  • MMajor

    There is really only one thing holding me back from buying a CV1 out of the gate.. Can I get it without those damned headphones? That was the only negative experience I had with the dev kit, and I already have a nice pair of headphones.

    • HappyHimitsu

      ?? Neither of the devkits have integrated headphones.
      I am confused….

  • lawrencem49

    That bottom lever looks more like an IPD adjustment lever than a power switch… But I’m very curious about that faceplate; apart from housing the tracking LEDs, will it also house the gesture tracking device from Nimble that Oculus acquired last year?

    • Fernando

      I wouldn’t count on Nimble for CV1 (one can still hope, tho)

      • Patrick Hogenboom

        I agree. They would never release a device with such a fundamentally different method of interaction without releasing a devkit. The developers need time to experiment with it and integrate it into their games.

    • Don Gateley

      I certainly hope so. Anybody who thinks IPD adjustment is optional has an IPD that is right on the average. Even the new Wearality Sky lenses with their huge exit pupil still must be made adjustable for my eyes in order to achieve maximum acuity based on actual experimentation.

  • Paulo Cunha

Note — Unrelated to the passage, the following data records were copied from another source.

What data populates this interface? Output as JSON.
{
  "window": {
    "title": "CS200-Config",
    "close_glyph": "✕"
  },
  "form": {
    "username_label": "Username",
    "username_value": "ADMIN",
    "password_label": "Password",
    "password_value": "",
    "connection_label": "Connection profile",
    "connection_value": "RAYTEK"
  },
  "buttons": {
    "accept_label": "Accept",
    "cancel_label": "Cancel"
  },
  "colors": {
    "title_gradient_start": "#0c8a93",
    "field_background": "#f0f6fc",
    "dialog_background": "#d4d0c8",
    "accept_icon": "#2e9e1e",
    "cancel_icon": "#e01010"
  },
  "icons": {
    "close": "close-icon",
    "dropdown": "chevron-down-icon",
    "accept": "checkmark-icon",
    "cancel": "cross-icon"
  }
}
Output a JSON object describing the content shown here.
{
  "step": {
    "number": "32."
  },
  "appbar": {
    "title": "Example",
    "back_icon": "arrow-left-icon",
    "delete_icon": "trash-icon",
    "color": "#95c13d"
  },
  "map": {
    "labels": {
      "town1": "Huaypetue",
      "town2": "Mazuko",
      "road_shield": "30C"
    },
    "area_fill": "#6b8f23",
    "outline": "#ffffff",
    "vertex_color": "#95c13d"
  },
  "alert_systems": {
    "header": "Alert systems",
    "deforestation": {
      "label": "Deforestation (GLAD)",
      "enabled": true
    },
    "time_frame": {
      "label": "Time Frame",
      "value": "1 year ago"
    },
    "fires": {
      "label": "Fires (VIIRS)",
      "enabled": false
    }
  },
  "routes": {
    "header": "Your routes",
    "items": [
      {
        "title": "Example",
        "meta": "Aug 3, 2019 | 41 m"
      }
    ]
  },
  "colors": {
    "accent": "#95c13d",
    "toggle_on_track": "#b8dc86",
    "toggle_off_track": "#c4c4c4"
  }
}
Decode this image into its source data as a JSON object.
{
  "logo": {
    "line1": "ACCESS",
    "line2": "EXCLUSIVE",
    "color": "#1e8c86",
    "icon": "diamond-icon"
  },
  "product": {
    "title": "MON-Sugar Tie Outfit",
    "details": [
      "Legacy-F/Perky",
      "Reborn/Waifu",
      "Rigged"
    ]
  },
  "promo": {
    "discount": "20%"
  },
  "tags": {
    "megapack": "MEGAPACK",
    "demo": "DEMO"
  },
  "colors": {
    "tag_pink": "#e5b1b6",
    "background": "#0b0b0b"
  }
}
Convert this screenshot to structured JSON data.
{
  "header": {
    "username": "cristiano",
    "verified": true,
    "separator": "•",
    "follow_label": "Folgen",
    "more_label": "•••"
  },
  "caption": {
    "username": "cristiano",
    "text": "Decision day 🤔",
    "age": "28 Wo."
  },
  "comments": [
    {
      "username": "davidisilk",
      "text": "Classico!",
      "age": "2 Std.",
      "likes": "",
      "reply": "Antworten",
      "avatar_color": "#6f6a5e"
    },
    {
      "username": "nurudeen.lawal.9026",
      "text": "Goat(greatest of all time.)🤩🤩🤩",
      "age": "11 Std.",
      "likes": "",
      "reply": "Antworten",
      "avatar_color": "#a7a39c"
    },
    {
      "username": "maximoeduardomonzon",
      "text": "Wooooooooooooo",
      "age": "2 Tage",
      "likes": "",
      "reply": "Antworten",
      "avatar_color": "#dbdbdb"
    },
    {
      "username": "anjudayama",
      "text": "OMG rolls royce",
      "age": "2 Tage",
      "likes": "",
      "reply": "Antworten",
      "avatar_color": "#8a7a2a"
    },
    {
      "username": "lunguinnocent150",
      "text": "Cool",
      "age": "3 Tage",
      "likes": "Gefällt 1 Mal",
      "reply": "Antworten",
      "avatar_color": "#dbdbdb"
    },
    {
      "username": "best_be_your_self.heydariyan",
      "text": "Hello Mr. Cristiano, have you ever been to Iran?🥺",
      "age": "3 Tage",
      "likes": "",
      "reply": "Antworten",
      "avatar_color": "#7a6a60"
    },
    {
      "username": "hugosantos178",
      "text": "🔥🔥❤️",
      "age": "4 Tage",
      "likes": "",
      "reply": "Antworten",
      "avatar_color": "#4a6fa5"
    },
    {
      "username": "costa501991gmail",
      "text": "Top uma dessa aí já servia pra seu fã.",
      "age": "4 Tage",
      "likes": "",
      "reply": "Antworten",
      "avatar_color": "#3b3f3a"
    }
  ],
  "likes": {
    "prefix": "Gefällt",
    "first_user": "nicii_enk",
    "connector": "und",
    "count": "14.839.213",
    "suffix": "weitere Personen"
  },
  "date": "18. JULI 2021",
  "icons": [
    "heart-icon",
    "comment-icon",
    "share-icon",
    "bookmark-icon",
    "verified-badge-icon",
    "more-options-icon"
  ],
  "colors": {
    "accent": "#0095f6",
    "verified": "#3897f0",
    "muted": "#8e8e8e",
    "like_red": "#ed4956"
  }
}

    Awesome! Finally it’s here :D
    But unfortunately to me, if it’s the same FoV that gives that sense of binoculars, I’m not buying it yet. To much money including import taxes for less than at least 140o. degrees. I don’t feel immersion, it’s not VR for me yet. But I can still dream it will be larger, I hope! :) Now that we have a big competition, those features are coming, for sure.

  • Curtrock

    I think Oculus has made a very clever business decision by offering pre-sales of the Rift later on this year. The hype & momentum that could be generated when pre-sales begin, will effectively make the Rift 1st to market, even if delivery doesn’t occur until Q1/2016. Of course, Valve could do the same thing, and start pre-sales even before Oculus does. Either way, it would be hard for me to resist getting out my credit card when given the opportunity to purchase an “actual” consumer grade VR device, regardless of whether it is Oculus or Valve.